Ministers are set to recommend a new offence of causing death by dangerous cycling under plans expected to be announced this week, it has been reported.
Last September, it was revealed MPs were considering introducing the new offence for cyclists who kill pedestrians, in a review designed to reflect public concern over safety on the roads.
According to the Mail on Sunday, the review is expected to recommend the new offence, and it would carry the same penalties as causing death by dangerous driving.
Currently, motorists convicted of this charge face up to 14 years in prison - but the Government has already said it is committed to upping the penalty to a life sentence.
The review followed the case of cyclist Charlie Alliston, who was jailed for 18 months in September for knocking over and killing 44-year-old Kim Briggs as he sped through east London on a bike with no front brakes.
Alliston, 20, was cleared of manslaughter but found guilty of causing bodily harm by "wanton and furious driving", a crime under the 1861 Offences Against the Person Act which carries a maximum sentence of two years in jail.
The Victorian law, originally drafted to deal with reckless handling of horses, was used because there was no cycling equivalent in the law of the offence of causing death by dangerous driving.
Mrs Briggs's widower Matthew, from Lewisham, south London, told the Mail on Sunday it would be a "big achievement" to get the law changed.
He said: "I can't make sense of what happened.
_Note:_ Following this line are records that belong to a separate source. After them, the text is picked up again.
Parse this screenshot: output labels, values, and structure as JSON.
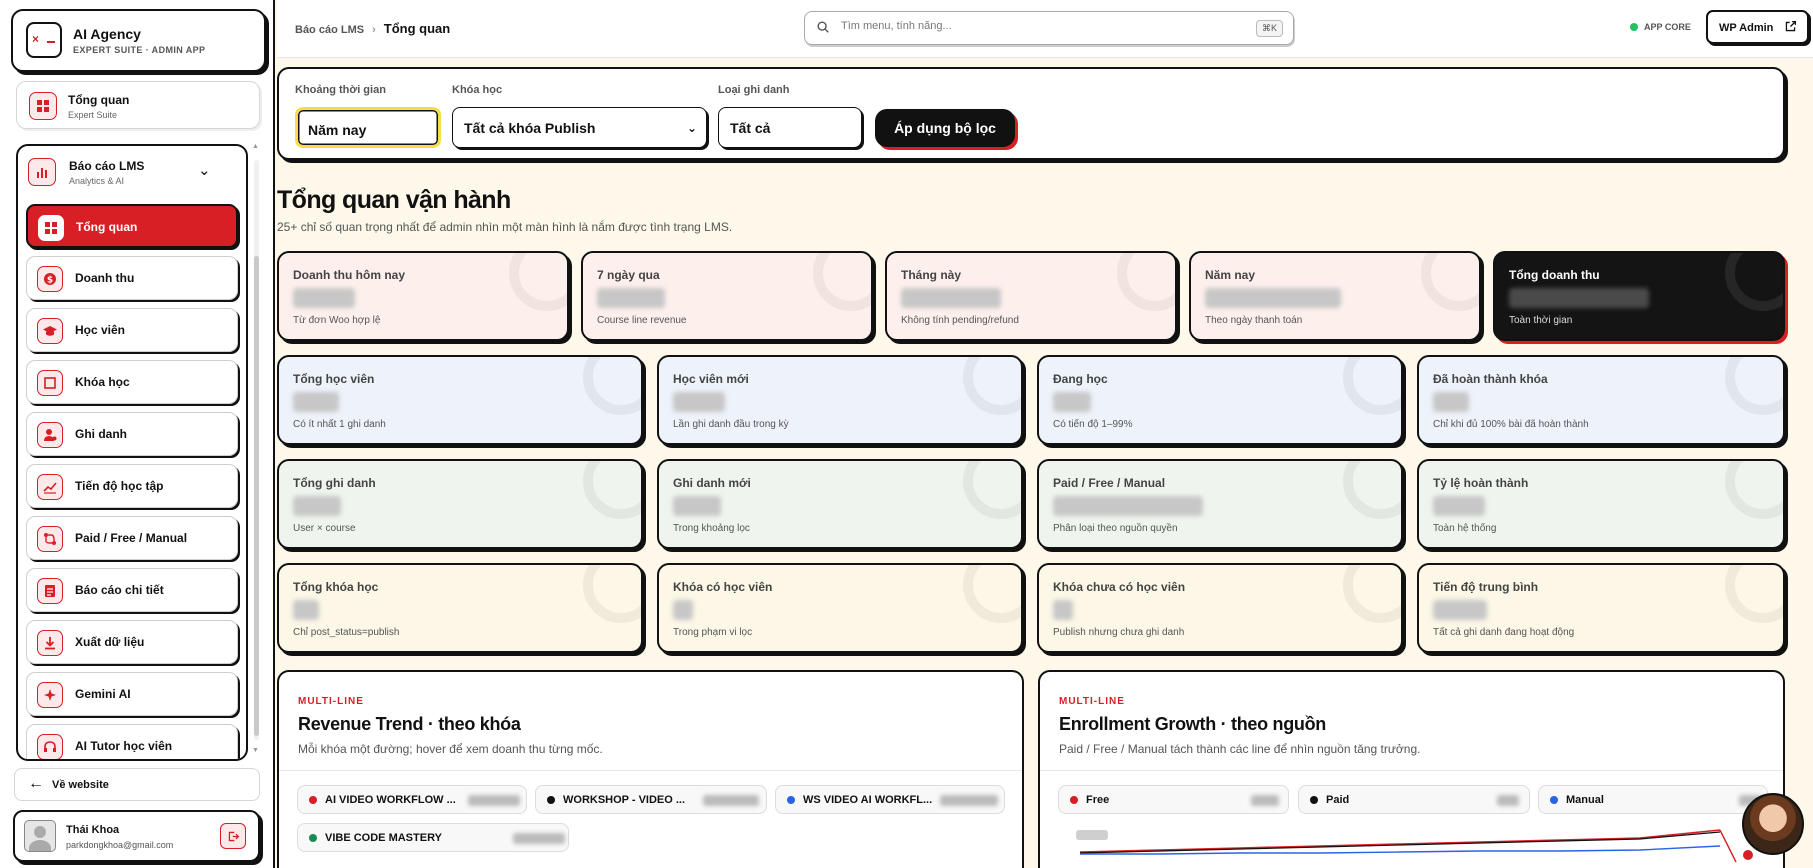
{
  "brand": {
    "title": "AI Agency",
    "subtitle": "EXPERT SUITE · ADMIN APP"
  },
  "nav_top": {
    "title": "Tổng quan",
    "subtitle": "Expert Suite"
  },
  "section": {
    "title": "Báo cáo LMS",
    "subtitle": "Analytics & AI",
    "items": [
      {
        "label": "Tổng quan",
        "icon": "grid-icon",
        "active": true
      },
      {
        "label": "Doanh thu",
        "icon": "dollar-icon"
      },
      {
        "label": "Học viên",
        "icon": "graduation-cap-icon"
      },
      {
        "label": "Khóa học",
        "icon": "square-icon"
      },
      {
        "label": "Ghi danh",
        "icon": "user-icon"
      },
      {
        "label": "Tiến độ học tập",
        "icon": "trend-icon"
      },
      {
        "label": "Paid / Free / Manual",
        "icon": "split-icon"
      },
      {
        "label": "Báo cáo chi tiết",
        "icon": "report-icon"
      },
      {
        "label": "Xuất dữ liệu",
        "icon": "download-icon"
      },
      {
        "label": "Gemini AI",
        "icon": "sparkle-icon"
      },
      {
        "label": "AI Tutor học viên",
        "icon": "headset-icon"
      }
    ]
  },
  "back_link": "Về website",
  "user": {
    "name": "Thái Khoa",
    "email": "parkdongkhoa@gmail.com"
  },
  "topbar": {
    "crumb_parent": "Báo cáo LMS",
    "crumb_current": "Tổng quan",
    "search_placeholder": "Tìm menu, tính năng...",
    "search_shortcut": "⌘K",
    "status": "APP CORE",
    "wp_admin": "WP Admin"
  },
  "filters": {
    "period_label": "Khoảng thời gian",
    "period_value": "Năm nay",
    "course_label": "Khóa học",
    "course_value": "Tất cả khóa Publish",
    "type_label": "Loại ghi danh",
    "type_value": "Tất cả",
    "apply": "Áp dụng bộ lọc"
  },
  "headline": "Tổng quan vận hành",
  "subheadline": "25+ chỉ số quan trọng nhất để admin nhìn một màn hình là nắm được tình trạng LMS.",
  "revenue_cards": [
    {
      "title": "Doanh thu hôm nay",
      "sub": "Từ đơn Woo hợp lệ"
    },
    {
      "title": "7 ngày qua",
      "sub": "Course line revenue"
    },
    {
      "title": "Tháng này",
      "sub": "Không tính pending/refund"
    },
    {
      "title": "Năm nay",
      "sub": "Theo ngày thanh toán"
    },
    {
      "title": "Tổng doanh thu",
      "sub": "Toàn thời gian"
    }
  ],
  "stat_rows": [
    [
      {
        "title": "Tổng học viên",
        "sub": "Có ít nhất 1 ghi danh"
      },
      {
        "title": "Học viên mới",
        "sub": "Lần ghi danh đầu trong kỳ"
      },
      {
        "title": "Đang học",
        "sub": "Có tiến độ 1–99%"
      },
      {
        "title": "Đã hoàn thành khóa",
        "sub": "Chỉ khi đủ 100% bài đã hoàn thành"
      }
    ],
    [
      {
        "title": "Tổng ghi danh",
        "sub": "User × course"
      },
      {
        "title": "Ghi danh mới",
        "sub": "Trong khoảng lọc"
      },
      {
        "title": "Paid / Free / Manual",
        "sub": "Phân loại theo nguồn quyền"
      },
      {
        "title": "Tỷ lệ hoàn thành",
        "sub": "Toàn hệ thống"
      }
    ],
    [
      {
        "title": "Tổng khóa học",
        "sub": "Chỉ post_status=publish"
      },
      {
        "title": "Khóa có học viên",
        "sub": "Trong phạm vi lọc"
      },
      {
        "title": "Khóa chưa có học viên",
        "sub": "Publish nhưng chưa ghi danh"
      },
      {
        "title": "Tiến độ trung bình",
        "sub": "Tất cả ghi danh đang hoạt động"
      }
    ]
  ],
  "revenue_chart": {
    "kicker": "MULTI-LINE",
    "title": "Revenue Trend · theo khóa",
    "sub": "Mỗi khóa một đường; hover để xem doanh thu từng mốc.",
    "legend": [
      {
        "name": "AI VIDEO WORKFLOW ...",
        "color": "#d81f26"
      },
      {
        "name": "WORKSHOP - VIDEO ...",
        "color": "#111111"
      },
      {
        "name": "WS VIDEO AI WORKFL...",
        "color": "#2b63e6"
      },
      {
        "name": "VIBE CODE MASTERY",
        "color": "#1a8a54"
      }
    ]
  },
  "enrollment_chart": {
    "kicker": "MULTI-LINE",
    "title": "Enrollment Growth · theo nguồn",
    "sub": "Paid / Free / Manual tách thành các line để nhìn nguồn tăng trưởng.",
    "legend": [
      {
        "name": "Free",
        "color": "#d81f26"
      },
      {
        "name": "Paid",
        "color": "#111111"
      },
      {
        "name": "Manual",
        "color": "#2b63e6"
      }
    ]
  },
  "colors": {
    "accent": "#d81f26",
    "dark": "#141414",
    "highlight": "#f7dc4e"
  }
}
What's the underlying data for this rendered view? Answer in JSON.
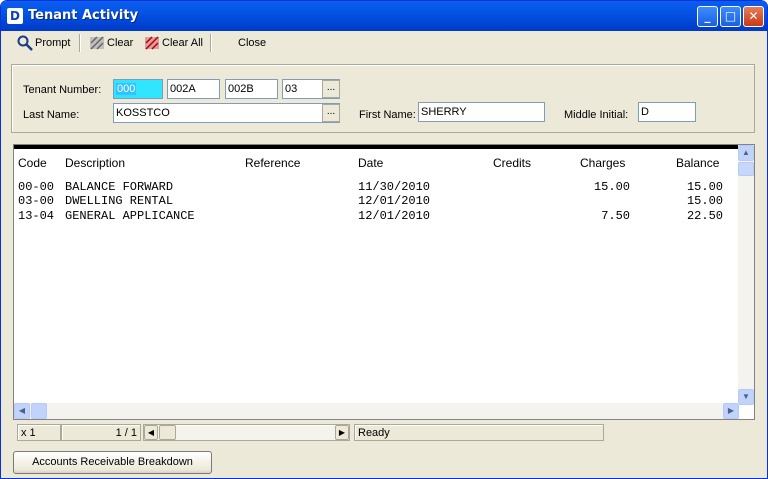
{
  "window": {
    "title": "Tenant Activity",
    "title_icon": "app-icon",
    "controls": [
      "minimize",
      "maximize",
      "close"
    ]
  },
  "toolbar": {
    "prompt": "Prompt",
    "clear": "Clear",
    "clear_all": "Clear All",
    "close": "Close"
  },
  "form": {
    "tenant_number_label": "Tenant Number:",
    "tenant_number": [
      "000",
      "002A",
      "002B",
      "03"
    ],
    "last_name_label": "Last Name:",
    "last_name": "KOSSTCO",
    "first_name_label": "First Name:",
    "first_name": "SHERRY",
    "middle_initial_label": "Middle Initial:",
    "middle_initial": "D",
    "lookup_label": "..."
  },
  "table": {
    "columns": [
      "Code",
      "Description",
      "Reference",
      "Date",
      "Credits",
      "Charges",
      "Balance"
    ],
    "rows": [
      {
        "code": "00-00",
        "description": "BALANCE FORWARD",
        "reference": "",
        "date": "11/30/2010",
        "credits": "",
        "charges": "15.00",
        "balance": "15.00"
      },
      {
        "code": "03-00",
        "description": "DWELLING RENTAL",
        "reference": "",
        "date": "12/01/2010",
        "credits": "",
        "charges": "",
        "balance": "15.00"
      },
      {
        "code": "13-04",
        "description": "GENERAL APPLICANCE",
        "reference": "",
        "date": "12/01/2010",
        "credits": "",
        "charges": "7.50",
        "balance": "22.50"
      }
    ]
  },
  "status": {
    "zoom": "x 1",
    "page": "1 / 1",
    "state": "Ready"
  },
  "buttons": {
    "ar_breakdown": "Accounts Receivable Breakdown"
  }
}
I have no idea how my kids can make sense of it. I want to make sure that Kim's dying wasn't the end.
"I want the kids to look back in the future and see something was accomplished. That she made it a little bit easier for people in the future."
In 2015, two pedestrians were killed and 96 were seriously injured when hit by a cycle.
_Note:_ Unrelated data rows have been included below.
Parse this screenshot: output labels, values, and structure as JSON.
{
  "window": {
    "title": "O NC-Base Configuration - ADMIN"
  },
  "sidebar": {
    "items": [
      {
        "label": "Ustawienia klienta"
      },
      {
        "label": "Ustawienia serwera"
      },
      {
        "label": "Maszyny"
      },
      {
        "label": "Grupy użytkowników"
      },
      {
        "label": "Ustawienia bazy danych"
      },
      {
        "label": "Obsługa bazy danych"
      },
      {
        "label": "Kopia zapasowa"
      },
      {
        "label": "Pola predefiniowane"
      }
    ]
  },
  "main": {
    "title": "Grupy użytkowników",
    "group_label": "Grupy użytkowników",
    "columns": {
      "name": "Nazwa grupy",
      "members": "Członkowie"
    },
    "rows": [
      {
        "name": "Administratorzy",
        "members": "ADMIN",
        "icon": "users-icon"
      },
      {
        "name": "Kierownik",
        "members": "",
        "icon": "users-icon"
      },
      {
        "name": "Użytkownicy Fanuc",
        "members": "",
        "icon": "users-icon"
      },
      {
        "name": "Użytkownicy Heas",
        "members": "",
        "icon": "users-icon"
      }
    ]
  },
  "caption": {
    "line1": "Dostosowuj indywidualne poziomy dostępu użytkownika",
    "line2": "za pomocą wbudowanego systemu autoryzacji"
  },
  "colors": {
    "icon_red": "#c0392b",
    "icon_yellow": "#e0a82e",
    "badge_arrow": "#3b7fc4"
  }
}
Meanwhile, more than 100 bike users are killed and 3,000 seriously injured on British roads each year.
A Department for Transport spokesman said: "We are carrying out a review to improve all elements of cycle safety.
"This includes looking at the case for a new offence, equivalent to causing death or serious injury by careless or dangerous driving, to help protect both cyclists and pedestrians."